The Euro strengthened versus the U.S. Dollar as the S & P cleared France’s credit rating and confirmed it is still AAA, thus easing investor concerns over a possible contagion for the second largest economy in the region. However, France’s yields rose above 7 percent one day after Italy’s 10-year bond-yields reached Euro-era record highs. This is the same level at which Greece, Ireland and Portugal were forced to request financial bailout. The Euro continued on its upward trend as Italy succeeded in selling 5 billion Euros of bills and on rumors that the ECB intervened in order to keep borrowing costs down. And although the Monetary Policy Committee of the Bank of England agreed to leave the benchmark rates unchanged, the Pound erased some of its earlier gains versus the U.S. Dollar. Later on, risk appetite took over after a better than predicted Italian bond auction and the announcement of a new Greek Prime Minister. These factors helped boost the value of the Pound. However, the currency failed to remain strong and fell, especially against the Yen.
The Japanese Yen traded mixed though it advanced versus the U.S. Dollar and the Sterling. It dropped against the Euro as the shared currency recovered losses following signs there was still high demand for Italy’s assets.
Lastly, New Zealand’s and Australia’s Dollars slumped versus the greenback on concerns that Italy may be the next nation to require financial bailout. The two currencies had dropped dramatically against the U.S. monetary unit after Italy’s bonds had reached over 7 percent yields. The Kiwi continued to decline on reports that the nation’s manufacturing sector contracted. And the Aussie Dollar weakened further despite data showing an improvement in employment sector.
EUR/USD- Bond Auction Succeeds
The Euro came back strong after news that Italy’s bond sale was a success, leading investors to think that the country will be able to fund itself. Rumors have it that the ECB intervened in order to keep the cost of borrowing down, which hovered a tad below 7 percent. In Greece, the government announced that Lucas Papademos, a technocrat, would replace the previous Prime Minister, George Papandreou. Analysts believe this helped fuel the value of the Euro although many are still skeptic as to whether the coalition will be able to implement the new austerity measures. On the economic front, German CPI showed no change from the prior month; French CPI increased 2.3 percent although French Industrial Production slumped to 2.3 percent YoY. Italian Industrial Production was even more disappointing, a factor that did not improve the outlook for the country.

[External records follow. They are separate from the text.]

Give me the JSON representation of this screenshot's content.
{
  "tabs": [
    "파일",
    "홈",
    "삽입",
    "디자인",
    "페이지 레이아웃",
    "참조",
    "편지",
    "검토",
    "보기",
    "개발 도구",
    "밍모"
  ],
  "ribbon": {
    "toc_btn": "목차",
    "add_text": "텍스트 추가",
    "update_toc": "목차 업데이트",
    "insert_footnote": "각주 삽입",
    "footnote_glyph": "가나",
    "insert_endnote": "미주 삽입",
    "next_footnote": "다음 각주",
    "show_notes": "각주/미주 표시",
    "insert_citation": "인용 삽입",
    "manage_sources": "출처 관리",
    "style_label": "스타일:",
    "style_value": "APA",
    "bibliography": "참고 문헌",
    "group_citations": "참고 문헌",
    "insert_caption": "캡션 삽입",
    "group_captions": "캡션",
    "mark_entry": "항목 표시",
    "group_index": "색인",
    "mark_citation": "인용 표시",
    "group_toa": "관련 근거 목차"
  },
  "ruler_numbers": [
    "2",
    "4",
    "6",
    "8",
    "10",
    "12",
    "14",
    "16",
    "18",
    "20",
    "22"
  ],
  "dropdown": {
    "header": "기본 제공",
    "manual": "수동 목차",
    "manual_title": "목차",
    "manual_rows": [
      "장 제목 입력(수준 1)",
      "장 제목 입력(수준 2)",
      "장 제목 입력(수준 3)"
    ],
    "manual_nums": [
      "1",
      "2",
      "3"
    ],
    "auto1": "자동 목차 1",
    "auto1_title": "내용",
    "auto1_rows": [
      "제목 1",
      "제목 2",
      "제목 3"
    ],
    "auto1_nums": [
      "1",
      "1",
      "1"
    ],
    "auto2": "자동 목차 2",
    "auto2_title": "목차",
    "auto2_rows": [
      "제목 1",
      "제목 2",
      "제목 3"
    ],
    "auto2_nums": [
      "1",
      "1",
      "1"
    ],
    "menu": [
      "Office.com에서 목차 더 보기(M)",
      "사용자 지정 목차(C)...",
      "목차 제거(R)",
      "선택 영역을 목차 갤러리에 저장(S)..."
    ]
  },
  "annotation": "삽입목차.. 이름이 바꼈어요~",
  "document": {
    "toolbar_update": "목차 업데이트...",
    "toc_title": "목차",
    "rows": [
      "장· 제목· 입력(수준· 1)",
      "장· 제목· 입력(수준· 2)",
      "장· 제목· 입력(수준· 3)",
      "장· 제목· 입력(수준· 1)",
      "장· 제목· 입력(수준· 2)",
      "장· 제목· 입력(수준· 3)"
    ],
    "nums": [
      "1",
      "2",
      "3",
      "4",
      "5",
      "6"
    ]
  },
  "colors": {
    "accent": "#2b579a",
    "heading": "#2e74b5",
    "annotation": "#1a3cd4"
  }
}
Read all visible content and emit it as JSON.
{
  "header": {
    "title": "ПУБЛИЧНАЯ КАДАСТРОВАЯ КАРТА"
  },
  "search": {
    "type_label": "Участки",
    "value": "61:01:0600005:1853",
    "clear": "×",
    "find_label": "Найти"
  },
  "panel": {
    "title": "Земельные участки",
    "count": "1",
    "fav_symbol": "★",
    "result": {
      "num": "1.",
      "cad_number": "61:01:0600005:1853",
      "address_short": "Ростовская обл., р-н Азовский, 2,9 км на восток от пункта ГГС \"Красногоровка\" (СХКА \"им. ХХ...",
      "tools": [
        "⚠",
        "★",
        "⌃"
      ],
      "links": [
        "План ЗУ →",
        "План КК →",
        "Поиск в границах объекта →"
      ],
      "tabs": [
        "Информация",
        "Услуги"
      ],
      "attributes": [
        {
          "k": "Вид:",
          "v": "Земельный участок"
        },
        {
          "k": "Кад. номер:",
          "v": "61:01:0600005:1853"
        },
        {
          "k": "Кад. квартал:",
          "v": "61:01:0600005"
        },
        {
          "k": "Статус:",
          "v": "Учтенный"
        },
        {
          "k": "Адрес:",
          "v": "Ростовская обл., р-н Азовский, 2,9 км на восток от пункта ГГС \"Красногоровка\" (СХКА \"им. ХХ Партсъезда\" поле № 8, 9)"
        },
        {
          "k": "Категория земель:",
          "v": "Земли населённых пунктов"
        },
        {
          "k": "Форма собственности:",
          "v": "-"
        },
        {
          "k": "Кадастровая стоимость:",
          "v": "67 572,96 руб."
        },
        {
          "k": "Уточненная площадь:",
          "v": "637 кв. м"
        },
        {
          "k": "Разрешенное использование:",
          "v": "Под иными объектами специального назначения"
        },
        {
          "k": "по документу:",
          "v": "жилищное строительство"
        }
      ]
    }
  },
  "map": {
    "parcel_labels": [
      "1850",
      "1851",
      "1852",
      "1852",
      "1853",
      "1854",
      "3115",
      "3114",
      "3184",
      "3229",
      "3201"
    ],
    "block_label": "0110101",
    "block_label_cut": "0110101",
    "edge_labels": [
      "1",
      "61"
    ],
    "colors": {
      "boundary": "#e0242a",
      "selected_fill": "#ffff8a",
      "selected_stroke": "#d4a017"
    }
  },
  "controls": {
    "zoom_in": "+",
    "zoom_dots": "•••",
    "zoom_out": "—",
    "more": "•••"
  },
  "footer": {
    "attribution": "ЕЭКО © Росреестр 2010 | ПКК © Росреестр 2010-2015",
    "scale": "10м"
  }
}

GBP/USD- BOE Decision Fails To Impact Pound
The Pound traded mixed as it mimicked the Euro’s positive rebound, but dropped in the latter part of the day. The Bank of England announced its decision to keep the base-lending rate at 0.50 percent and that it wouldn’t implement further asset purchasing. However, this did not impact the value of the Pound and the currency dipped further, even against the Euro.
USD/JPY- Data Shows Growth Stagnation
Japan’s currency traded mixed although it strengthened against the U.S. Dollar as demand for safety dwindled down. The Yen rallied versus the Pound despite the BOE’s renewed “wait and see” stance. On the data front, figures showed that an important measure of corporate spending fell more than anticipated as a result of the strong Yen. Core machine orders slumped by -8.2 percent and a Reuter’s survey indicated that optimism amidst manufacturers worsened in the month of November; and still yet, they expect the situation to worsen in the coming months. Analysts believe the metrics are indicative of stagnant growth. And with the situation in the Euro zone together with the strong Yen, the outlook for the country’s economy remains shaky.
USD/CAD- Trade Surplus Rises Unexpectedly
The Canadian Dollar recouped from having traded at the lowest price in four weeks after figures confirmed the first trade surplus in eight months. Statistics Canada revealed a merchandise trade surplus of $1.23 billion. The Canadian currency continued to appreciate as the S & P cleared the erroneous reporting on France’s credit rating, affirming it will remain at AAA. In addition, the U.S. trade deficit contracted as exports climbed to a record, another factor that benefitted the Canadian monetary unit. And as Italy succeeded in its bond auction, the Loonie continued its rally.
Today’s economic calendar is light. The U.K. will report on the PPI Output and PPI Input. And lastly, the U.S. will release the Michigan Consumer Sentiment Index.